(Website and app data records)

+--

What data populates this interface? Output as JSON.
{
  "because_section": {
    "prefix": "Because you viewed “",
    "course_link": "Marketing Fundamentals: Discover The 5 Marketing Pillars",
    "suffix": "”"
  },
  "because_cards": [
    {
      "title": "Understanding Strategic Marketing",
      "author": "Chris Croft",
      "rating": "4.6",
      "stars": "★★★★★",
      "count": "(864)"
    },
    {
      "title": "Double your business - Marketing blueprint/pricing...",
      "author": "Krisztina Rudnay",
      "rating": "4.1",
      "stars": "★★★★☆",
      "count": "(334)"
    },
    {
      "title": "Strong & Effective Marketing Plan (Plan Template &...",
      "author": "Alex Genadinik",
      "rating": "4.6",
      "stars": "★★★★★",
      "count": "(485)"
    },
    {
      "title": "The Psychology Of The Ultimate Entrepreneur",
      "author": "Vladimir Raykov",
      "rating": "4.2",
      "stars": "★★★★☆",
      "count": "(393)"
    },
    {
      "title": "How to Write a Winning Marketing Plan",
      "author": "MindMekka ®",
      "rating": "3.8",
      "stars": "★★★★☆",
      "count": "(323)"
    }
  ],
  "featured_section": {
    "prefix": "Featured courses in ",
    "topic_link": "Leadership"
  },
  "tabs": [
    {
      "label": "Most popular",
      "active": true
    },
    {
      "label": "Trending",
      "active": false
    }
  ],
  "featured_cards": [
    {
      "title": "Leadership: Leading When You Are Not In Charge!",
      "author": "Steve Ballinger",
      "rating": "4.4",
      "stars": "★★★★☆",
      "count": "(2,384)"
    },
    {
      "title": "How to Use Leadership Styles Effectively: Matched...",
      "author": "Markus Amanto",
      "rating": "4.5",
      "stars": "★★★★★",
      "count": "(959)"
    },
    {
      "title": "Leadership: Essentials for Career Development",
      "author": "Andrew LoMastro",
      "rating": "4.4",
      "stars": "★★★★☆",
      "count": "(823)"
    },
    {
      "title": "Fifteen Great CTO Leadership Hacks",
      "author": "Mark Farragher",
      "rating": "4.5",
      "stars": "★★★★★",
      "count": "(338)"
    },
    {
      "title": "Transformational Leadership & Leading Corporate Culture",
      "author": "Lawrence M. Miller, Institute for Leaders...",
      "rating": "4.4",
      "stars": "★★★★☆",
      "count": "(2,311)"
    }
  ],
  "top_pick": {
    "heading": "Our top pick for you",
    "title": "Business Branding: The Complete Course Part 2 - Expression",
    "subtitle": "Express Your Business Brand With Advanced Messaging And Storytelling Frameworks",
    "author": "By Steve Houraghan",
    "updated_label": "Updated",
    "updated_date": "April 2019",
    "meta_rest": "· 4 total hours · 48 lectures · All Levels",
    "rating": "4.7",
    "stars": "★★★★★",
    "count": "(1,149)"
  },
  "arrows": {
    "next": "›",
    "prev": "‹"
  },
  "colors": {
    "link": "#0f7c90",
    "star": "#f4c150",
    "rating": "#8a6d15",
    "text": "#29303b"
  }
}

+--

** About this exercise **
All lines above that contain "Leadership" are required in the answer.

** Exercise solution **
    "topic_link": "Leadership"
      "title": "Leadership: Leading When You Are Not In Charge!",
      "title": "How to Use Leadership Styles Effectively: Matched...",
      "title": "Leadership: Essentials for Career Development",
      "title": "Fifteen Great CTO Leadership Hacks",
      "title": "Transformational Leadership & Leading Corporate Culture",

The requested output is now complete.